Originally Posted by JayInSF
This is an incredibly short-sighted (not to mention just plain stupid) position on the part of Sony and Universal. Apple is NOT a rival. They're a MARKET. Their position is analogous to say, Frito-Lay saying they're not going to sell their chips at Safeway because Safeway is a rival. Of course that would be stupid. Safeway is a major market for snack chips and other food, just as the iTunes Store is a major market for music, video and other media.
Competition is a good thing, and I'm glad to see other media markets, such as the TiVo / Amazon Unbox market coming on strong, but the content providers need to embrace the iTunes Store as a market and not get into this ridiculous notion of seeing them as a 'rival'. It's bad for the content providers, and it's bad for us (consumers). It won't have much of an impact on Apple, as their hardware business largely shields them from the ups and downs of the media market business.
Not quite analogous to Frito-Lay and Safeway in a number of ways.
First both Sony and Apple ARE in the music publishing business already, and Apple could decide to get much deeper in. Think of iTunes exclusive releases and the ability of indie bands to go through a "artist/group aggregator" to get their music on iTunes when it may be available nowhere else. Not to mention non-DRM'ed audio and video podcasts of music.
And Apple's CEO happens to have a bit of experience (and a Board of Directors side gig) in the successful movie-making and distribution biz. So he might have a few trenchant thoughts on the future of that as well.
There have been persistent rumors and speculations that Apple may decide to begin eliminating music middlemen, i.e., music labels entirely, and sign artists to release directly to iTMS. And the labels, who add much more overhead and superstructure relating to ancient distribution/promotion channels are certainly vulnerable, and after 2007's physical media sales drop, have reason to be worried about their dinosaur status.
However, since (if) Apple is not currently -- according to them and others -- not really making much of their income from iTMS, and want to strengthen their hardware lineup across the spectrum that's being carved out by synergy between Macs, iPods and other "Apple/i Devices." The goal would be to become your one-stop digital media and communications stop for all the devices you need, so perhaps they're more likely than posters here think to "cannabalize" some iTMS sales to build a "devices customer base" and make a device that indeed integrates new parts of the experiences currently provided by TIVO, X-Box, optical disc playing, etc., where what's coming over the cable or satellite and what's coming through the door (DVD's of all stripes) is integrated seamlessly with what's available on the net, through iTMS, YouTube, etc. and what's stored on your computers and iPods.

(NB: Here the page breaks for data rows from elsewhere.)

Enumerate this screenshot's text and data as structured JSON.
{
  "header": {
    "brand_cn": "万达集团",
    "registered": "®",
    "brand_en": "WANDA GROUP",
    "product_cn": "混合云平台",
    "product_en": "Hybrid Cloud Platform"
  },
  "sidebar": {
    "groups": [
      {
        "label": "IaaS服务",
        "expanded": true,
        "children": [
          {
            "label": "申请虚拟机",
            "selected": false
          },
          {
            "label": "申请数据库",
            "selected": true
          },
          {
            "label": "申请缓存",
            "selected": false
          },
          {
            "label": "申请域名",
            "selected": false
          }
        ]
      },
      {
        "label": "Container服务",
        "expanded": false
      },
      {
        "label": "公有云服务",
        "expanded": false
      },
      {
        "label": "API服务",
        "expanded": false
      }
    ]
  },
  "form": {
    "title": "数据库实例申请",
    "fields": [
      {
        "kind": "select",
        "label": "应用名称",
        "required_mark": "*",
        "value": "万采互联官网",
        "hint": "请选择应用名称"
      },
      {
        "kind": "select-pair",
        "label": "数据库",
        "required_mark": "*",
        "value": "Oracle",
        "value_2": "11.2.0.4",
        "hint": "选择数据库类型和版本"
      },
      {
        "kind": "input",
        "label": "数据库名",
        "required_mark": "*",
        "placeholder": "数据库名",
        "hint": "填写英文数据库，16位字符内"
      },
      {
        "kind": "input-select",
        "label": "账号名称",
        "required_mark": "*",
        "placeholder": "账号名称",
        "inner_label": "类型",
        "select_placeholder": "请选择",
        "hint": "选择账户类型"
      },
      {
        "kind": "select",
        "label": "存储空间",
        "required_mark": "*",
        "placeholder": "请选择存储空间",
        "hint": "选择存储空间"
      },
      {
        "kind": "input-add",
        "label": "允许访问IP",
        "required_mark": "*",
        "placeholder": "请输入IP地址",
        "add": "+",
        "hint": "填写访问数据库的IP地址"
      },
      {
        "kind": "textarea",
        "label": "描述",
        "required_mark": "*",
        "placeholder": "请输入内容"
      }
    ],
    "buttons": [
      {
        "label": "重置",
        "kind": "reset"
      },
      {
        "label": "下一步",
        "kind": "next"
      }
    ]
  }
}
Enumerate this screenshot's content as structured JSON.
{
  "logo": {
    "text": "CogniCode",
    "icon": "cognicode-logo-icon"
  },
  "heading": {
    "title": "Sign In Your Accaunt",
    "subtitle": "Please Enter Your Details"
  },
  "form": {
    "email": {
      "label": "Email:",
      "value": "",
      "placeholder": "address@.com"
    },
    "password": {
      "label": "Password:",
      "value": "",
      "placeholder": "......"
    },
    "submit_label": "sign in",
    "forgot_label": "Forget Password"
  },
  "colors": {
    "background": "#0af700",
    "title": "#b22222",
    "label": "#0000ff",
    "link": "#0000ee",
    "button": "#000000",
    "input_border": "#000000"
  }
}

The net result, if such a device captured the public's imagination (an Apple, Inc. specialty) could be larger iTMS sales down the road from a larger, more video-oriented customer base than that which propelled the iPod to prominence then dominance.
Originally Posted by websnap
The PS3 (a well selling BR player) is selling at 399 here in canada. I wouldn't be surprised if Apple and Sony partnered together to give blu-Ray an iPod-like shot in the arm, especially if it looks favorably to entice Sony movie downloads into the iTS eco-system. If this was the case I can see sony taking a hit on the drive to supply them to Apple. People want to get in on the ground floor of the next iPod-like item, just like AT&T did, with the iPhone. If Intel and apple could put aside differences for common business good, I sure SOny can do the same since they have just as much to gain.
There could be more partnering of various kinds down the road, though I suspect AT&T increasingly looks at Apple much the way a male praying mantis looks at the female it's copulating with: very, very carefully. Again, it's all rumor, but people keep speculating that Apple eventually may not need ONE partner in the phone business -- or even any if they decide to stitch together the combo's of various bandwidths to offer phone service.
Numerous ISV's can testify with great authority about the dual-edged sword nature of adding cool new capabilities to the Mac, only to see them reverse-engineered into the next version of OS X and other Apple software. Including, yes, Microsoft. Redmond doesn't own the only photocopying culture in the digital world.
Still, I've always seen potential synergies (as well as major rivalries) between Sony and Apple, so stranger things could happen. And the Starbucks thing happened (a partnership with a company I've followed avidly from day one with another I wouldn't patronize unless a gun's being held to my head, but more power to Apple for it). So why not other unexpected partnerships.....